2) Expand the SandyVis visualization (http://www.cs.odu.edu/~mweigle/research/atlantic-vis/). For instance, add nuisance flooding values to the JSON data and graphs, only highlight stations where the water values have crossed the nuisance level.

Both of these would require additional development than what is described here. The suggestions are just to get you started.

Contact me for more information.

Visualizing Collections of Archived Webpages

Read from Google Doc spreadsheet and give thumbnail previews of the contents.

Potential fields:

  • username
  • datetime
  • live webpage URI
  • archived webpage URI
  • tags

Example data

 mweigle, 201602021943, http://www.odu.edu, https://web.archive.org/web/20030410204420/http://www.odu.edu/, university
 mweigle, 201602021943, http://unc.edu, https://web.archive.org/web/19990116231412/http://unc.edu/, university

Contact me for more information.

Navy Hearing Conservation Data

This is an extension of a previous project looking at data from the US Navy's Hearing Conservation Program (HCP). The HCP aims to protect the hearing and prevent hearing loss in service members.

Results from the previous study are available at http://ws-dl.blogspot.com/2014/06/2014-06-18-navy-hearing-conservation.html

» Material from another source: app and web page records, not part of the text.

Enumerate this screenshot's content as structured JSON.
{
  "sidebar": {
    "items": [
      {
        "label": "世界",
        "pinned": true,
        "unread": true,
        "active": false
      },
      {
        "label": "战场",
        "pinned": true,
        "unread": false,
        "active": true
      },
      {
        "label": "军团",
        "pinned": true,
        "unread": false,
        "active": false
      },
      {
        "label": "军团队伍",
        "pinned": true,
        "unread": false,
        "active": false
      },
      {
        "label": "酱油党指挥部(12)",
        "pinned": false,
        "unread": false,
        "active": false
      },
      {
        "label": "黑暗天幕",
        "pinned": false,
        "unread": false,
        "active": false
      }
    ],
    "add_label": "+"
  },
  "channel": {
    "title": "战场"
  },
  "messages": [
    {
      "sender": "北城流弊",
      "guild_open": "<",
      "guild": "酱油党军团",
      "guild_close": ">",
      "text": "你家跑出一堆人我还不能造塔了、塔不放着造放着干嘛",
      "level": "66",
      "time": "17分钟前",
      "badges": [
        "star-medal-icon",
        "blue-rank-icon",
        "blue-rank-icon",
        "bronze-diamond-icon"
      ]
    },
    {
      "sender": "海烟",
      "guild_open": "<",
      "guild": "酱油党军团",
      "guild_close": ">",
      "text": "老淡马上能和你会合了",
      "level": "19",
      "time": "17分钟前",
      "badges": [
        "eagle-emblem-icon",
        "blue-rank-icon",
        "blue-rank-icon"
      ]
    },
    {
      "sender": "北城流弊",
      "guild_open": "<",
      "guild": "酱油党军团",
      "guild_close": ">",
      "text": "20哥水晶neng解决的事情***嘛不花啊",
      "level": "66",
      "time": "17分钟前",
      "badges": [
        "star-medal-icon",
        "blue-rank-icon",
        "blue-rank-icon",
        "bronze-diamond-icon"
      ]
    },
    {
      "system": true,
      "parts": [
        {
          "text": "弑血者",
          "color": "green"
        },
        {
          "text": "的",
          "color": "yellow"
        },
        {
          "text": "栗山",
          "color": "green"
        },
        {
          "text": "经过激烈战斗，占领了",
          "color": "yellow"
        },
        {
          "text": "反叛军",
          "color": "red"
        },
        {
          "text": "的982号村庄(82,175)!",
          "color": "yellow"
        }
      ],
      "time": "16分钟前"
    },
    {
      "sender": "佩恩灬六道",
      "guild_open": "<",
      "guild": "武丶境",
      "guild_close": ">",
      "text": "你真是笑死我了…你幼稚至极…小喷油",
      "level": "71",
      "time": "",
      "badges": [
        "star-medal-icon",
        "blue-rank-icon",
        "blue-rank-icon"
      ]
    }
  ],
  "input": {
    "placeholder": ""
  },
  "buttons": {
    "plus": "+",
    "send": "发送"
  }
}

In this project, you would be looking at the hearing curves of individuals over time.

Contact me for more information.

Hampton Roads Planning District Commission

Description of projects (pdf)

  • income and employment -- topic of current MS project
  • DoD contracting -- already done last semester
  • education
    • can also look at how state funding of education has changed over time (dollars and percent)
  • budgets
  • population and commuting

Data Sources:

Contact: James Clary (jclary at hrpdcva dot gov)

MARI/CCSLRI - Impacts of Sea Level Rise

Create a visualization (or set of visualizations) that combine flooding data with economic data. Potential visualizations include:

  • real estate days on the market
  • auto insurance claims
  • flooding and water quality
  • days of flooding data (computed by Larry Atkinson) on a map
  • temperature vs. respiratory illness -- how does climate change affect public health?

Data sources:

I have many more data sources and links that I can share with interested groups.

Drug Manufacturers and Doctors